[[ Material for the task open ]]

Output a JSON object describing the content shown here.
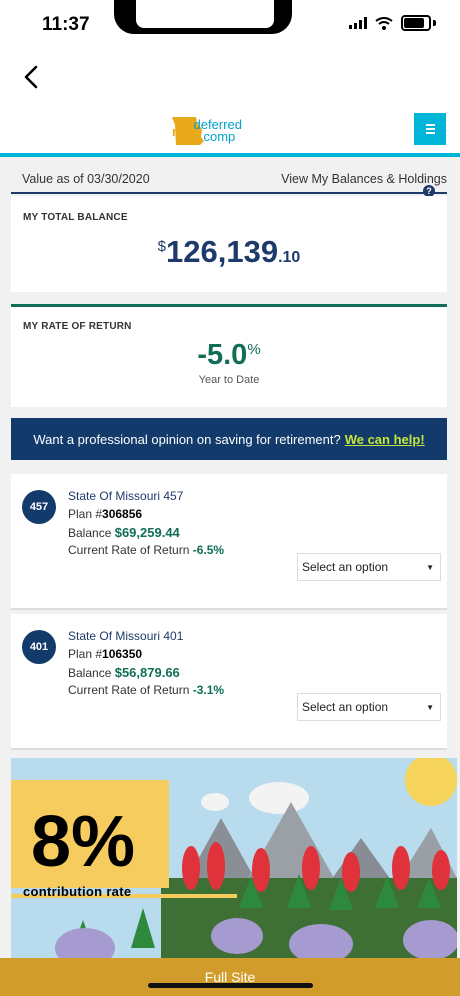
{
  "status_bar": {
    "time": "11:37"
  },
  "header": {
    "logo_mo": "mo",
    "logo_line1": "deferred",
    "logo_line2": "comp"
  },
  "value_row": {
    "date_text": "Value as of 03/30/2020",
    "link_text": "View My Balances & Holdings",
    "help_glyph": "?"
  },
  "balance": {
    "label": "MY TOTAL BALANCE",
    "currency": "$",
    "main": "126,139",
    "cents": ".10"
  },
  "rate": {
    "label": "MY RATE OF RETURN",
    "main": "-5.0",
    "percent": "%",
    "sub": "Year to Date"
  },
  "promo": {
    "text": "Want a professional opinion on saving for retirement?",
    "link": "We can help!"
  },
  "plans": [
    {
      "badge": "457",
      "name": "State Of Missouri 457",
      "plan_label": "Plan #",
      "plan_number": "306856",
      "balance_label": "Balance",
      "balance": "$69,259.44",
      "rate_label": "Current Rate of Return",
      "rate": "-6.5%",
      "select": "Select an option"
    },
    {
      "badge": "401",
      "name": "State Of Missouri 401",
      "plan_label": "Plan #",
      "plan_number": "106350",
      "balance_label": "Balance",
      "balance": "$56,879.66",
      "rate_label": "Current Rate of Return",
      "rate": "-3.1%",
      "select": "Select an option"
    }
  ],
  "banner": {
    "big": "8%",
    "small": "contribution rate"
  },
  "footer": {
    "full_site": "Full Site"
  },
  "colors": {
    "navy": "#1e3a6b",
    "teal": "#00b5d8",
    "green": "#0f6e55",
    "gold": "#d29c2d",
    "lime": "#c6e53c"
  }
}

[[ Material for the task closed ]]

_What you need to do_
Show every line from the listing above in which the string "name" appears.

_Reply_
      "name": "State Of Missouri 457",
      "name": "State Of Missouri 401",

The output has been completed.